But there were many years of dating that occurred between the moment she spotted him and the dramatic presentation of rings and promises, and what I remember fondly and vividly is Halloween. There were plenty of beer-ponging costume parties scattered around our Boston neighborhoods and hosted in our crappy apartments, and a few quite famous soirees with our very, very RISD artsy friends in Providence. The idea that we planned elaborate outfits and drove hours to attend a one-night-only party is unfathomable until I remember once upon a time we had zero children and an entire weekend to nurse a hangover. Carla and her then boyfriend once arrived from NYC as tin toys; and the next year after they had eloped, returned to the same party as mullet groom and pregnant bride. Everyone (but me) was extremely creative and delightful.

This was the ‘90s. Naturally, I dressed as Britney Spears because I could rock that look, and also because I already owned some version of a Catholic schoolgirl uniform that I wore every day until grunge took hold. I bet I could still find a plaid miniskirt in my closet. Another year I borrowed Nicole’s extreme cleavage dress with the silver fishtail silhouette, attached seashells to the busty velvet bodice with sticky tape, and was Sexy Mermaid. (The fact that I hadn’t asked Nicole if I could do that was testament to our friendship, or her inability to stay angry with me.) I don’t remember other clichéd costumes I cobbled together, though I’m sure they were all designed around wearing more makeup than usual and trying to look cuter than usual. It wasn’t until after I married Bernie that I was pulled out of my vanity rut and we went as Jay and Silent Bob. As I said, it was the nineties.

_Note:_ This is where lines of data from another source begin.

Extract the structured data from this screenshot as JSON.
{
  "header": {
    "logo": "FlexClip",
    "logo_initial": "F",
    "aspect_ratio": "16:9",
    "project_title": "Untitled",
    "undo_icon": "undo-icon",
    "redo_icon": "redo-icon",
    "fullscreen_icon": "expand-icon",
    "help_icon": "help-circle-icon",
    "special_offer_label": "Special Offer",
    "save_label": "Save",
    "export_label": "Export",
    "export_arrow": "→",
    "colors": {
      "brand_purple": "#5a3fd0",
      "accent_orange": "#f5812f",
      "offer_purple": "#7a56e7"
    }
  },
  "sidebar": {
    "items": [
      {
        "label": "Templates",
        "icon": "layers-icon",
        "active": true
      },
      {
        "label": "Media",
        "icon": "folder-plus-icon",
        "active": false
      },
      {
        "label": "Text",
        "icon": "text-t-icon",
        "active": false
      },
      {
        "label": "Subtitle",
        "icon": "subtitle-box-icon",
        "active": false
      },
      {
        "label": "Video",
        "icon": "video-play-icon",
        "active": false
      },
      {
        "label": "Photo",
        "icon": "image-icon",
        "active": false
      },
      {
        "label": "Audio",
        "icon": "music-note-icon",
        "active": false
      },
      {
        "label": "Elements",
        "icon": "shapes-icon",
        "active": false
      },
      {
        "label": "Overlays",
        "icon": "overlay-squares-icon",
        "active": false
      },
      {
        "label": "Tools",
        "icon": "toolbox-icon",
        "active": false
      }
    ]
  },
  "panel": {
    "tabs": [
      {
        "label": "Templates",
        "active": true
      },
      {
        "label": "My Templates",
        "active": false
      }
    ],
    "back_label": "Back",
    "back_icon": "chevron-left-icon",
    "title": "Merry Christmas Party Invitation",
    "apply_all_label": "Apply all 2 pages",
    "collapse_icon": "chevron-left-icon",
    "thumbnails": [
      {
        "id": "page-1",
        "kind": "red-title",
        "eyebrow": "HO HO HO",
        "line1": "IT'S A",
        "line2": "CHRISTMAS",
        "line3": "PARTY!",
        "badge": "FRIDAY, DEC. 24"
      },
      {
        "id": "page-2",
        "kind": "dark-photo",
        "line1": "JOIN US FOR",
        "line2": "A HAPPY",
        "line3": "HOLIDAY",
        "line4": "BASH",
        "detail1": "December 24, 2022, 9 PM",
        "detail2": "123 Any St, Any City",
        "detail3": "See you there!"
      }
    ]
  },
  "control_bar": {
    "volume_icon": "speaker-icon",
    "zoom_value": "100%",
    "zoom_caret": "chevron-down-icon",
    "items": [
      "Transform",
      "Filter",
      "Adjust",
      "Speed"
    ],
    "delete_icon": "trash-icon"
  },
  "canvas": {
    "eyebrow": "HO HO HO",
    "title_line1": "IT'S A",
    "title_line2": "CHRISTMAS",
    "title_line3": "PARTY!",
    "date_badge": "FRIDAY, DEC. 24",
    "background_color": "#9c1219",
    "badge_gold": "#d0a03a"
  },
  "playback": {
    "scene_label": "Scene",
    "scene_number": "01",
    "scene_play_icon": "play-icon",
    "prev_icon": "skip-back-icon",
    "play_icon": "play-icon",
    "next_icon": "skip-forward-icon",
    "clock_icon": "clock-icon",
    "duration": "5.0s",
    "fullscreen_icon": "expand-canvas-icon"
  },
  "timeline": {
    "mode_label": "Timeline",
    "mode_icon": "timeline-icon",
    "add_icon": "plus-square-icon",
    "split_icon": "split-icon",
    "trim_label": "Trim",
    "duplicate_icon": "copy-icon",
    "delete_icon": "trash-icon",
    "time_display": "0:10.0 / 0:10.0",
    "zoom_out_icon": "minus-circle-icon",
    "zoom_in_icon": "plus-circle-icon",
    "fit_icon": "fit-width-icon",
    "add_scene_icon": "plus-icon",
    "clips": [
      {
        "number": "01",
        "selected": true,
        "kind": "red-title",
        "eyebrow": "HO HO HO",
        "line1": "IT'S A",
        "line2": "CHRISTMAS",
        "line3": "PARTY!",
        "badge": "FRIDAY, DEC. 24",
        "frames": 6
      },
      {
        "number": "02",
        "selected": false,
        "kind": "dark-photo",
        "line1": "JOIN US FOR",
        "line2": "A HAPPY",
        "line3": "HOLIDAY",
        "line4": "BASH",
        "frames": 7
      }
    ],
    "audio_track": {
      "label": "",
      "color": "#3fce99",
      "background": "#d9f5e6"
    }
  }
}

Already a favorite among my oldest friends and wildly popular with my newer acquaintances in medical school, Nicole attended many of these monster mash-up parties with her future husband. One time, she was The Karate Kid with authentic competition garb. Sexy Daniel-san, this was not. Another time, as arguably the coolest girl at the party, and likely the spiciest gal in three towns, Nicole dressed up as Jimmy Buffet: hairy prosthetic belly protruding out of a horrible Hawaiian shirt, shaggy beard, bird perched on her shoulder… god, did she have a cheeseburger? This was no Sexy Parrothead costume. I’ll never forget giggling with her date over his half-lamentations regarding costumes that included more body hair than he had. Maybe next year, she wouldn’t dress up as a dude? I think we both kind of loved that she didn’t want to sex up her Halloween costume, preferring to be kind of gross or funny instead. Only a girl with that much confidence chooses not to be cute for Halloween.

(She was totally cute as Daniel-san.)


I wonder if Nicole is still pulling these punches and adding realistic, rubbery warts to her Witch Crone getup. I wonder if her adorable daughter has inherited this trait and has made plans to be Groot or Morty or Post Malone instead of Wonder Woman or Cardi B. Truth be told, that year dressing as Jay to Bernie’s Silent Bob was the most physically comfortable I’ve ever been at a party. As Cher ruminated famously, “… party clothes are so binding.”

This past weekend was spent strolling down memory lane with my parents as they celebrated 50 years of marriage. Nicole’s name came up a few times, as you can imagine (see description, paragraph 1). And in that spirit of nostalgia, enjoy these ridiculous pictures of other, completely un-sexy Halloween outfits. Yes, that is I, an inexplicably pregnant 7 year old (wtf), an elementary school “scullery maid” (hand to heart, that is what mom called this), Frenchman (why), and a good Do Bee!